Melanie Kaye’s “Women and Violence” was written in 1979 and published in Sinister Wisdom #43/44 in summer 1991. Kaye, a prominent Jewish and feminist activist, was also an editor for Sinister Wisdom from 1983-1987. “Women and Violence” is a theoretical piece aimed at discussing the reasons that rape culture persists in the US and suggests ways women can combat it collectively. Kaye quotes Ellen Willis before beginning: “men don’t take us seriously because they’re not physically afraid of us” (80). Kaye’s inclusion of this quote is very intentional; “Women and Violence” uses examples of men assuming power over women in order to make the broader claim that women should fight back against men whenever possible in order to dismantle the power hierarchies that allow rape culture to thrive.

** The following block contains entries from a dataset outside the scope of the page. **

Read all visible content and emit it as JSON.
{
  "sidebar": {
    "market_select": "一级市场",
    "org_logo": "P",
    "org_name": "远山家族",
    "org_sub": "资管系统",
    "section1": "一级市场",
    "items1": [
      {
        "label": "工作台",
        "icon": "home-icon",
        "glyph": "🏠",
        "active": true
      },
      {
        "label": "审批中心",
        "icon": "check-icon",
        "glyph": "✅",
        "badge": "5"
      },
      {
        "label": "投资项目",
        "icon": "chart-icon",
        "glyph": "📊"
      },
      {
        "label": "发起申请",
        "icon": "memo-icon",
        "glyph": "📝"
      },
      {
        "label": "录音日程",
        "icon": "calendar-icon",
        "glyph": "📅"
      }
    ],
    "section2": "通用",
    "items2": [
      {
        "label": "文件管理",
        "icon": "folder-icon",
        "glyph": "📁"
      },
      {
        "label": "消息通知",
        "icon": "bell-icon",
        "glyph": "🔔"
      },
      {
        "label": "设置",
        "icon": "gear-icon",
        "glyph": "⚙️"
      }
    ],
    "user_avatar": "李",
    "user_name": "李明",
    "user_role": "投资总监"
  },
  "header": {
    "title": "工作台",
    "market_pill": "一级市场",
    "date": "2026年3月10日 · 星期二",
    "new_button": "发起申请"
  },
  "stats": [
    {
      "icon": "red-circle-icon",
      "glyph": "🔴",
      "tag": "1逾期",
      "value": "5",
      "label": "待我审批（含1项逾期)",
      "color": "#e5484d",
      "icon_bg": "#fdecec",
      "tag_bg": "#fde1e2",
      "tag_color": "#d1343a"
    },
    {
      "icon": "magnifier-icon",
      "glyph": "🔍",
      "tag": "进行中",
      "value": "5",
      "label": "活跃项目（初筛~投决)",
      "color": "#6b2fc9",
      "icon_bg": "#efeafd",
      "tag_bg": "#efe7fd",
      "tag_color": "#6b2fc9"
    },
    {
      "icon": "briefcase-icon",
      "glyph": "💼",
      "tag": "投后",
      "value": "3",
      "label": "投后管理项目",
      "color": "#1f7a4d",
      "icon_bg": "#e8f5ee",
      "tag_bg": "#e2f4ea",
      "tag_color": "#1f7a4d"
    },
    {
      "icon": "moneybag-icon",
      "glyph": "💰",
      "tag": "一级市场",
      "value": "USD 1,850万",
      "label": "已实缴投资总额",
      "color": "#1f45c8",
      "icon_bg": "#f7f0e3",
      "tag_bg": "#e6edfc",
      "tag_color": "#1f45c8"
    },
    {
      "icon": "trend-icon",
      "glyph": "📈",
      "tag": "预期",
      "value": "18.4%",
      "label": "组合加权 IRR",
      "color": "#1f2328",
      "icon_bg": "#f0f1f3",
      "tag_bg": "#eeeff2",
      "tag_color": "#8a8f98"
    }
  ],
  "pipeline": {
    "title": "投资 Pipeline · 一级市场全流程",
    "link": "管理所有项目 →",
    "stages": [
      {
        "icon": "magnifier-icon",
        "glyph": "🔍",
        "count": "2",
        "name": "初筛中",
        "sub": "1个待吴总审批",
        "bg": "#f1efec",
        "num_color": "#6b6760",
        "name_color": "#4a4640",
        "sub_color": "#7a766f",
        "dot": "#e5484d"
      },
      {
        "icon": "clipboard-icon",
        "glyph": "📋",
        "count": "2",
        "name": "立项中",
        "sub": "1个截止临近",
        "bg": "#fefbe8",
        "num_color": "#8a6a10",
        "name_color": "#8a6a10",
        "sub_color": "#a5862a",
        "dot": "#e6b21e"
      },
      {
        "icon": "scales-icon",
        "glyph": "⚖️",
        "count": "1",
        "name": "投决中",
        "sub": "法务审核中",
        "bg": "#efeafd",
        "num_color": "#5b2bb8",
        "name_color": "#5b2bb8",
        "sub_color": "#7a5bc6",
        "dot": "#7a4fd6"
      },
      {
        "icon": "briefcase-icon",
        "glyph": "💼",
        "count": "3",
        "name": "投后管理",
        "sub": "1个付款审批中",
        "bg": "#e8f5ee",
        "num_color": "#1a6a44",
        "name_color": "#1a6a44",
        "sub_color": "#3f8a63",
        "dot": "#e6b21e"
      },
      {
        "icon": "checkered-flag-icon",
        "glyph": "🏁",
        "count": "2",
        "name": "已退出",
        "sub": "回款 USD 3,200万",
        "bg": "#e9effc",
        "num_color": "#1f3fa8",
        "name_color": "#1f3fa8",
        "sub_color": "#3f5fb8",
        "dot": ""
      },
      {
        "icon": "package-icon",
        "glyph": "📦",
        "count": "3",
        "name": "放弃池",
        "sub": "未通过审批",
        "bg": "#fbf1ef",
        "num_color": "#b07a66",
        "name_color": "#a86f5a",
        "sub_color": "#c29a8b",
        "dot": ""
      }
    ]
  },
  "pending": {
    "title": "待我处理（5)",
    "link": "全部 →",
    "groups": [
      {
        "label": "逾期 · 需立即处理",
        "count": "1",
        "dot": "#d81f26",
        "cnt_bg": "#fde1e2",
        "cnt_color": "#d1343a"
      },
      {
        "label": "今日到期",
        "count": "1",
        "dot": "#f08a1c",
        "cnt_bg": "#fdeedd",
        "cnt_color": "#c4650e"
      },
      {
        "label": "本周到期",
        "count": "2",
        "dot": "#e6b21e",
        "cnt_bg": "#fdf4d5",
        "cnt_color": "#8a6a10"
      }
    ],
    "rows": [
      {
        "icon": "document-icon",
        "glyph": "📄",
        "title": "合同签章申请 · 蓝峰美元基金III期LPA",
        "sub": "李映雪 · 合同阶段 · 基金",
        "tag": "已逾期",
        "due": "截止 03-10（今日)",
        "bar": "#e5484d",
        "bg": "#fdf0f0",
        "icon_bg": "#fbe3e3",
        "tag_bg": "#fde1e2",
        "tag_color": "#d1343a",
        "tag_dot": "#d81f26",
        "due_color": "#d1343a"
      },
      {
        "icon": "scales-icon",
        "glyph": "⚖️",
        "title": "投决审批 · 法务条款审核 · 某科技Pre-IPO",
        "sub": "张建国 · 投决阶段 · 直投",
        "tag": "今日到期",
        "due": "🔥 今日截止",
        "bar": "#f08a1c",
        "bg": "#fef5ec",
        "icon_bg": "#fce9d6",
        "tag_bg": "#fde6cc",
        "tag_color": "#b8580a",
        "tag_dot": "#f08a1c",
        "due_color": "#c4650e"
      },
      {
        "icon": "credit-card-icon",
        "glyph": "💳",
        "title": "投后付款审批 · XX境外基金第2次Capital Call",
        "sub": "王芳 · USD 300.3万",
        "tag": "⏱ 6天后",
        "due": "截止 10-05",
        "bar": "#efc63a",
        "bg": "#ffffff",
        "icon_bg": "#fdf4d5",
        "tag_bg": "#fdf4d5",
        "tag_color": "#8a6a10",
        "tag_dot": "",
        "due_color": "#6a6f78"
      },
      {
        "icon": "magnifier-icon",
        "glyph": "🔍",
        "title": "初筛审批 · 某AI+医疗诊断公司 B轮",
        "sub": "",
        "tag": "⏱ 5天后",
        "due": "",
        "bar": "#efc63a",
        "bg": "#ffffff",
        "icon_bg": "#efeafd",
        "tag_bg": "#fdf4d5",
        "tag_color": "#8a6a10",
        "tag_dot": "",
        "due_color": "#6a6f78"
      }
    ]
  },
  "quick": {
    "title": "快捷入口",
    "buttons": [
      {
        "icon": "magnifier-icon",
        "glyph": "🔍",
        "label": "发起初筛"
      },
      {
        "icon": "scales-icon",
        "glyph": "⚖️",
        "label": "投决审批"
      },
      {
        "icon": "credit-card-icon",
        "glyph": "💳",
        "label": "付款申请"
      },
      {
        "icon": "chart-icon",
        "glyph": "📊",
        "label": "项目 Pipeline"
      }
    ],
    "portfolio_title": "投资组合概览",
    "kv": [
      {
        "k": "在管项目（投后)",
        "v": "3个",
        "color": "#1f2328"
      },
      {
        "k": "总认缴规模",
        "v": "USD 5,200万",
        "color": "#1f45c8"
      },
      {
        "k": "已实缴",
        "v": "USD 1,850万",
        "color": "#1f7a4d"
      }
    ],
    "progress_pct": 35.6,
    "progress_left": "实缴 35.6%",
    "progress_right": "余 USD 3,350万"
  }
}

Kaye makes her case by highlighting the battle-like nature of gender dynamics in the United States. She states that “yesterday in Portland between 2-20 women got raped,” “between 6-60 women got beaten,” and “every day in this country a woman gets raped every minute,” using horrifying statistics to then ask the question “what am I counting if not causalities of battle?” (Kaye 81). She uses the metaphor of a battle, comparing rape culture to war, in order to emphasize how urgent it is that individuals take action to stop it. Then, she states: “rapists and batterers are the military arm of the patriarchy” (Kaye 81). Here she is implying that abusive men are the visible part of a system that oppresses women but they are not the only people contributing to and benefiting from that system. All men, not just those who abuse women, benefit from the power dynamics rape culture affords them, from feeling safe walking alone at night, and from being able to form friendships with other men without immediately fearing an ulterior motive. The idea of all men being on the beneficial side of rape culture further backs up Kaye’s idea of US gender dynamics as a “war.” If all men are on one side then all women, by default are somewhere on the other and what is this if not a war.
Upon setting up her view of rape culture as war, Kaye moves into her proposed solution. She believes that “our task” is to “make abuse of women more and more risky; something men can’t get away with” (Kaye 82). She clarifies what she means by “risky” by listing names of women who have killed their abusers and claiming that the list continues to grow, that these women represent the resistance to rape. She believes that only if men are “afraid of women” will their “consciousness change” (Kaye 83). So, Kaye intends to fight rape culture by literally fighting men; she intends to flip the power dynamic. Through her essay, she is attempting to empower more women to physically fight men. She is urging a violent revolution. Her approach to fighting rape culture is very broad; she wants to help women change their mindsets in relation to men as a group. “Women and Violence” is an attempt to make sweeping changes to gender dynamics in America. It does not urge specific action but attempts to empower women to fight back in any way that they can.
Sinister Wisdom, vol. 43/44, Summer 1991
Kaye, Melanie. “Women and Violence.” Sinister Wisdom, vol. 43/44, p. 81-84.